What to produce ▸
Line by line, copy the material below exactly.
----
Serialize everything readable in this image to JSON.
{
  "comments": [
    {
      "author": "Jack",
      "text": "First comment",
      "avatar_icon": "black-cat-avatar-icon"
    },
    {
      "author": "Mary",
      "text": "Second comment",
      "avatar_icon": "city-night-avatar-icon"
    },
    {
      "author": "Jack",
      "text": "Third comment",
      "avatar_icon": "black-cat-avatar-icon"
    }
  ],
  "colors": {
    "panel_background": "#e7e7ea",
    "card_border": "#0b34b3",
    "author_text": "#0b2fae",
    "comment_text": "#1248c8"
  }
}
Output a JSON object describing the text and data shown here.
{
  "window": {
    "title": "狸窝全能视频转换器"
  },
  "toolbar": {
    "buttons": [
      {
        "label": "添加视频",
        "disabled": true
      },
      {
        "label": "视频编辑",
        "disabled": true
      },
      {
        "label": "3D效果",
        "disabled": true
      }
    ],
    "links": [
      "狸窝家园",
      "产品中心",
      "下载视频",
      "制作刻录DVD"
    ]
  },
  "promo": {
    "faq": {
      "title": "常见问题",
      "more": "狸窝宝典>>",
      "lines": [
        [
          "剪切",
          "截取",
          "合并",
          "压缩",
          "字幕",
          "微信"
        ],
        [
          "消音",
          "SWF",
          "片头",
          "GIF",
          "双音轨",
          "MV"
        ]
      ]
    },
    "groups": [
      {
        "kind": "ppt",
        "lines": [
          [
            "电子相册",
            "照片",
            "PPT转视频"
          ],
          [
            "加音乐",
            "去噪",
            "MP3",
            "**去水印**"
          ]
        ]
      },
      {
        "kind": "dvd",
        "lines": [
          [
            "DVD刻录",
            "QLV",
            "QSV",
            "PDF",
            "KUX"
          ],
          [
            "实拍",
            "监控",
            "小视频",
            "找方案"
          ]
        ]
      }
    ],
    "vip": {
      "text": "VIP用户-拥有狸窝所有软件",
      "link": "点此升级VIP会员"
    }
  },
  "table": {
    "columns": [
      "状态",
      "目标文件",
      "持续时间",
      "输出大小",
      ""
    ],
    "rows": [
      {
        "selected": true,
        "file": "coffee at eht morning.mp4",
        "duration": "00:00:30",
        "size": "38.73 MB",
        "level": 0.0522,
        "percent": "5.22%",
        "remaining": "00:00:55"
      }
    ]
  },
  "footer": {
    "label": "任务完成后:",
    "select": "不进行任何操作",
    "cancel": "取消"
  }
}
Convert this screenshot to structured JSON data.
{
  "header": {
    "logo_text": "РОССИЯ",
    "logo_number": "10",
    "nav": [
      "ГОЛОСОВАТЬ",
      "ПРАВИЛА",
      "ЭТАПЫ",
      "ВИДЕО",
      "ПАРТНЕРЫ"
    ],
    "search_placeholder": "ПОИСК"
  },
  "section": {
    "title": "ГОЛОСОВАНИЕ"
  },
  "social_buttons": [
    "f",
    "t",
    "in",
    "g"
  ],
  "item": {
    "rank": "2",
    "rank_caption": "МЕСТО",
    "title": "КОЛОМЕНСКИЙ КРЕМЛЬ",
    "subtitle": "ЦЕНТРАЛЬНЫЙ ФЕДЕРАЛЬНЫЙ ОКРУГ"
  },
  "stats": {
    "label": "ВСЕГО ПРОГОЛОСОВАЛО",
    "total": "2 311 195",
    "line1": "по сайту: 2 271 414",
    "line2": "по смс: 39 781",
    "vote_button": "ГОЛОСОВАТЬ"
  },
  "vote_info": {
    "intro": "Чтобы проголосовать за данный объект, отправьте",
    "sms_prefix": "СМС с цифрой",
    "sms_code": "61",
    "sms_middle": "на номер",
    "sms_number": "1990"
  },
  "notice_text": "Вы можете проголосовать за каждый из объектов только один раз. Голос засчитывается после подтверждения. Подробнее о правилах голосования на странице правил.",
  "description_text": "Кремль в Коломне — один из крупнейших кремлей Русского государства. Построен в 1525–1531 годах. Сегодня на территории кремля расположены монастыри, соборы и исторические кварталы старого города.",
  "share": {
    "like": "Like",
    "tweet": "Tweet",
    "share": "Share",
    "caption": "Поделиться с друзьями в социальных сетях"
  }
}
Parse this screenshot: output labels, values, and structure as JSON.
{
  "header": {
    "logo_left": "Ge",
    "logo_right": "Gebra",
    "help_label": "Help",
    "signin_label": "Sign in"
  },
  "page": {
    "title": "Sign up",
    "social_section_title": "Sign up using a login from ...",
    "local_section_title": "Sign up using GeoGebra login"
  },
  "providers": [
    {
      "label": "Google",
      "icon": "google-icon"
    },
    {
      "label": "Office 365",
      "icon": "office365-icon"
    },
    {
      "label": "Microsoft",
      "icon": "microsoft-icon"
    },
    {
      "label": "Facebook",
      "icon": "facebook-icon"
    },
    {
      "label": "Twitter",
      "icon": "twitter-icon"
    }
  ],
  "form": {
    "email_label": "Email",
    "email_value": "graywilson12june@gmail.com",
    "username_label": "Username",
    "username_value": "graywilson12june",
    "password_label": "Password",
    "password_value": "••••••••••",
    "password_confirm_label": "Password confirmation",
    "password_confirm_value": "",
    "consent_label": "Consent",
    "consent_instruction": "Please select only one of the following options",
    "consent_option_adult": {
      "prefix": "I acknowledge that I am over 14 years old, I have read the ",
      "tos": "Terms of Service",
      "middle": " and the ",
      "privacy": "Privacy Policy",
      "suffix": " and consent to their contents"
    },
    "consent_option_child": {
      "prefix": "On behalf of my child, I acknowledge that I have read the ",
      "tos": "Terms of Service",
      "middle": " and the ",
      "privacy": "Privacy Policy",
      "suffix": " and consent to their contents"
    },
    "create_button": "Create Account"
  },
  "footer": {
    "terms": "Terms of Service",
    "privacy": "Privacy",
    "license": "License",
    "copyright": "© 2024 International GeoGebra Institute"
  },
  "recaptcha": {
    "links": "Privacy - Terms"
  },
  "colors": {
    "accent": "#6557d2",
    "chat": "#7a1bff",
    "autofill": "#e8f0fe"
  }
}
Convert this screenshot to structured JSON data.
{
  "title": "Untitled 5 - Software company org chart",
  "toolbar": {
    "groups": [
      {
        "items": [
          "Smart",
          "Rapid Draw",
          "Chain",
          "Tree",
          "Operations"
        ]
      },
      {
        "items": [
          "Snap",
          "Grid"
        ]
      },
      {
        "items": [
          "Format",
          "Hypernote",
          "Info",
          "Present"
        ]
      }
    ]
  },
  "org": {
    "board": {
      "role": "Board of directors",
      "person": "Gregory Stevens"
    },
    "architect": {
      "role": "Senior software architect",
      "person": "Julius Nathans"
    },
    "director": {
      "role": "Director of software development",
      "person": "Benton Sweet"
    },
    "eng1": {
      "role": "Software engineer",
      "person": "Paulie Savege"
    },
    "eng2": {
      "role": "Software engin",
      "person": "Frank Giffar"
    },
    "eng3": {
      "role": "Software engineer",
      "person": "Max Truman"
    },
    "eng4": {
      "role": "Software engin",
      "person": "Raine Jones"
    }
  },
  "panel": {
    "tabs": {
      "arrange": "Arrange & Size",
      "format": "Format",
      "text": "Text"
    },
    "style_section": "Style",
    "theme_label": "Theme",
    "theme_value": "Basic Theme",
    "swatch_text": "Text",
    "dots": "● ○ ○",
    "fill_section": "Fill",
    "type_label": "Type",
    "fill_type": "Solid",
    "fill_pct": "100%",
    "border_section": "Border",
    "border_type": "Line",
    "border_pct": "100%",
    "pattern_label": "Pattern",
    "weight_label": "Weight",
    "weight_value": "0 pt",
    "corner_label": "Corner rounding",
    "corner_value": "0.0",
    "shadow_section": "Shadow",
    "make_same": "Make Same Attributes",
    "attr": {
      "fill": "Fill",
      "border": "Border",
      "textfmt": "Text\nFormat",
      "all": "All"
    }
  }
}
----
Finished task ▸
Serialize everything readable in this image to JSON.
{
  "comments": [
    {
      "author": "Jack",
      "text": "First comment",
      "avatar_icon": "black-cat-avatar-icon"
    },
    {
      "author": "Mary",
      "text": "Second comment",
      "avatar_icon": "city-night-avatar-icon"
    },
    {
      "author": "Jack",
      "text": "Third comment",
      "avatar_icon": "black-cat-avatar-icon"
    }
  ],
  "colors": {
    "panel_background": "#e7e7ea",
    "card_border": "#0b34b3",
    "author_text": "#0b2fae",
    "comment_text": "#1248c8"
  }
}
Output a JSON object describing the text and data shown here.
{
  "window": {
    "title": "狸窝全能视频转换器"
  },
  "toolbar": {
    "buttons": [
      {
        "label": "添加视频",
        "disabled": true
      },
      {
        "label": "视频编辑",
        "disabled": true
      },
      {
        "label": "3D效果",
        "disabled": true
      }
    ],
    "links": [
      "狸窝家园",
      "产品中心",
      "下载视频",
      "制作刻录DVD"
    ]
  },
  "promo": {
    "faq": {
      "title": "常见问题",
      "more": "狸窝宝典>>",
      "lines": [
        [
          "剪切",
          "截取",
          "合并",
          "压缩",
          "字幕",
          "微信"
        ],
        [
          "消音",
          "SWF",
          "片头",
          "GIF",
          "双音轨",
          "MV"
        ]
      ]
    },
    "groups": [
      {
        "kind": "ppt",
        "lines": [
          [
            "电子相册",
            "照片",
            "PPT转视频"
          ],
          [
            "加音乐",
            "去噪",
            "MP3",
            "**去水印**"
          ]
        ]
      },
      {
        "kind": "dvd",
        "lines": [
          [
            "DVD刻录",
            "QLV",
            "QSV",
            "PDF",
            "KUX"
          ],
          [
            "实拍",
            "监控",
            "小视频",
            "找方案"
          ]
        ]
      }
    ],
    "vip": {
      "text": "VIP用户-拥有狸窝所有软件",
      "link": "点此升级VIP会员"
    }
  },
  "table": {
    "columns": [
      "状态",
      "目标文件",
      "持续时间",
      "输出大小",
      ""
    ],
    "rows": [
      {
        "selected": true,
        "file": "coffee at eht morning.mp4",
        "duration": "00:00:30",
        "size": "38.73 MB",
        "level": 0.0522,
        "percent": "5.22%",
        "remaining": "00:00:55"
      }
    ]
  },
  "footer": {
    "label": "任务完成后:",
    "select": "不进行任何操作",
    "cancel": "取消"
  }
}
Convert this screenshot to structured JSON data.
{
  "header": {
    "logo_text": "РОССИЯ",
    "logo_number": "10",
    "nav": [
      "ГОЛОСОВАТЬ",
      "ПРАВИЛА",
      "ЭТАПЫ",
      "ВИДЕО",
      "ПАРТНЕРЫ"
    ],
    "search_placeholder": "ПОИСК"
  },
  "section": {
    "title": "ГОЛОСОВАНИЕ"
  },
  "social_buttons": [
    "f",
    "t",
    "in",
    "g"
  ],
  "item": {
    "rank": "2",
    "rank_caption": "МЕСТО",
    "title": "КОЛОМЕНСКИЙ КРЕМЛЬ",
    "subtitle": "ЦЕНТРАЛЬНЫЙ ФЕДЕРАЛЬНЫЙ ОКРУГ"
  },
  "stats": {
    "label": "ВСЕГО ПРОГОЛОСОВАЛО",
    "total": "2 311 195",
    "line1": "по сайту: 2 271 414",
    "line2": "по смс: 39 781",
    "vote_button": "ГОЛОСОВАТЬ"
  },
  "vote_info": {
    "intro": "Чтобы проголосовать за данный объект, отправьте",
    "sms_prefix": "СМС с цифрой",
    "sms_code": "61",
    "sms_middle": "на номер",
    "sms_number": "1990"
  },
  "notice_text": "Вы можете проголосовать за каждый из объектов только один раз. Голос засчитывается после подтверждения. Подробнее о правилах голосования на странице правил.",
  "description_text": "Кремль в Коломне — один из крупнейших кремлей Русского государства. Построен в 1525–1531 годах. Сегодня на территории кремля расположены монастыри, соборы и исторические кварталы старого города.",
  "share": {
    "like": "Like",
    "tweet": "Tweet",
    "share": "Share",
    "caption": "Поделиться с друзьями в социальных сетях"
  }
}
Parse this screenshot: output labels, values, and structure as JSON.
{
  "header": {
    "logo_left": "Ge",
    "logo_right": "Gebra",
    "help_label": "Help",
    "signin_label": "Sign in"
  },
  "page": {
    "title": "Sign up",
    "social_section_title": "Sign up using a login from ...",
    "local_section_title": "Sign up using GeoGebra login"
  },
  "providers": [
    {
      "label": "Google",
      "icon": "google-icon"
    },
    {
      "label": "Office 365",
      "icon": "office365-icon"
    },
    {
      "label": "Microsoft",
      "icon": "microsoft-icon"
    },
    {
      "label": "Facebook",
      "icon": "facebook-icon"
    },
    {
      "label": "Twitter",
      "icon": "twitter-icon"
    }
  ],
  "form": {
    "email_label": "Email",
    "email_value": "graywilson12june@gmail.com",
    "username_label": "Username",
    "username_value": "graywilson12june",
    "password_label": "Password",
    "password_value": "••••••••••",
    "password_confirm_label": "Password confirmation",
    "password_confirm_value": "",
    "consent_label": "Consent",
    "consent_instruction": "Please select only one of the following options",
    "consent_option_adult": {
      "prefix": "I acknowledge that I am over 14 years old, I have read the ",
      "tos": "Terms of Service",
      "middle": " and the ",
      "privacy": "Privacy Policy",
      "suffix": " and consent to their contents"
    },
    "consent_option_child": {
      "prefix": "On behalf of my child, I acknowledge that I have read the ",
      "tos": "Terms of Service",
      "middle": " and the ",
      "privacy": "Privacy Policy",
      "suffix": " and consent to their contents"
    },
    "create_button": "Create Account"
  },
  "footer": {
    "terms": "Terms of Service",
    "privacy": "Privacy",
    "license": "License",
    "copyright": "© 2024 International GeoGebra Institute"
  },
  "recaptcha": {
    "links": "Privacy - Terms"
  },
  "colors": {
    "accent": "#6557d2",
    "chat": "#7a1bff",
    "autofill": "#e8f0fe"
  }
}
Convert this screenshot to structured JSON data.
{
  "title": "Untitled 5 - Software company org chart",
  "toolbar": {
    "groups": [
      {
        "items": [
          "Smart",
          "Rapid Draw",
          "Chain",
          "Tree",
          "Operations"
        ]
      },
      {
        "items": [
          "Snap",
          "Grid"
        ]
      },
      {
        "items": [
          "Format",
          "Hypernote",
          "Info",
          "Present"
        ]
      }
    ]
  },
  "org": {
    "board": {
      "role": "Board of directors",
      "person": "Gregory Stevens"
    },
    "architect": {
      "role": "Senior software architect",
      "person": "Julius Nathans"
    },
    "director": {
      "role": "Director of software development",
      "person": "Benton Sweet"
    },
    "eng1": {
      "role": "Software engineer",
      "person": "Paulie Savege"
    },
    "eng2": {
      "role": "Software engin",
      "person": "Frank Giffar"
    },
    "eng3": {
      "role": "Software engineer",
      "person": "Max Truman"
    },
    "eng4": {
      "role": "Software engin",
      "person": "Raine Jones"
    }
  },
  "panel": {
    "tabs": {
      "arrange": "Arrange & Size",
      "format": "Format",
      "text": "Text"
    },
    "style_section": "Style",
    "theme_label": "Theme",
    "theme_value": "Basic Theme",
    "swatch_text": "Text",
    "dots": "● ○ ○",
    "fill_section": "Fill",
    "type_label": "Type",
    "fill_type": "Solid",
    "fill_pct": "100%",
    "border_section": "Border",
    "border_type": "Line",
    "border_pct": "100%",
    "pattern_label": "Pattern",
    "weight_label": "Weight",
    "weight_value": "0 pt",
    "corner_label": "Corner rounding",
    "corner_value": "0.0",
    "shadow_section": "Shadow",
    "make_same": "Make Same Attributes",
    "attr": {
      "fill": "Fill",
      "border": "Border",
      "textfmt": "Text\nFormat",
      "all": "All"
    }
  }
}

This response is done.